Drug courts are specialty courts designed to divert individuals from the prison system and into treatment for their addiction. Studies have found they reduce recidivism rates and connect individuals with substance abuse issues to treatment. 

Drug courts involve a collaborative effort between participants, the judge, prosecutors, defense attorneys, probation officers, and therapists who all work to keep participants accountable for their behavior and in drug treatment programs grounded in science. Utah's first drug court started in 1996 and have since have expanded across the state

The Carbon County Drug Court has about 50 participants who meet once every two weeks with the drug court team to review their progress through the program. Typically, it takes at least a year for participants to complete the steps required to graduate from drug court.


Participants are required to work or perform community service, submit tests for urine analysis, attend therapy, and find positive supports in the community throughout the program. Individuals may receive sanctions, jail time, or eventually terminated from the program if they fail to meet this criteria. The Carbon County drug court uses national best practices and is reserved for high risk individuals with severe drug problems.


“I think it's much more successful than having people cycle through prison and then come back into the community,” said District Court Judge Doug Thomas. “We try to focus on treatment and change and getting people out of addictions. If we are focusing on trying to punish people for their addictions it's not going to benefit the community when they get back out. We are going to put them in prison where they are going to have associations with individuals who are truly criminal rather than simply addicted, and they are going to come back worse people, often, than when we went sent them to prison."

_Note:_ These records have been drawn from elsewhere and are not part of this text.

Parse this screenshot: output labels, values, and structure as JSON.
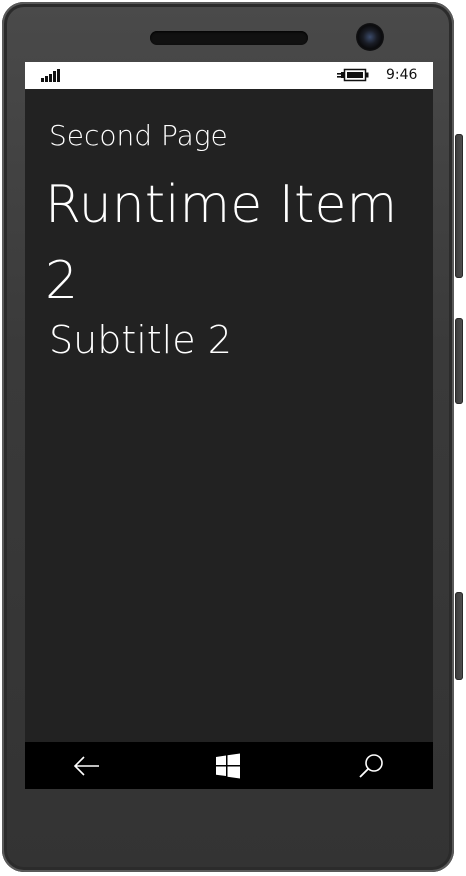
{
  "status_bar": {
    "time": "9:46",
    "signal_icon": "signal-bars-icon",
    "battery_icon": "battery-charging-icon"
  },
  "page": {
    "header": "Second Page",
    "title": "Runtime Item 2",
    "subtitle": "Subtitle 2"
  },
  "nav_bar": {
    "back_icon": "back-arrow-icon",
    "start_icon": "windows-logo-icon",
    "search_icon": "search-icon"
  },
  "colors": {
    "background": "#222222",
    "text": "#ffffff",
    "status_bar": "#ffffff",
    "nav_bar": "#000000"
  }
}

Judge Thomas argues it's better for everyone if participants can get rid of the addictions that are plaguing them in their lives and become productive people in the community, re-engage in family and friend relationships, and reconnect with children that they may not have had contact with, he said. "For the participant it is so much better, but it is also so much better for society.”


Music appearing in this story includes: Gregory Alan Isakov's cover of "The Trapeze Swinger." "A Nice Life" by Ketsa. "Smolder " by Monokle Galun. "Eidolons" by Deathbird Stories.


This series is brought to you in part by the Association for Utah Community Health, providing training and technical assistance to health centers and affiliates across Utah. More information available here.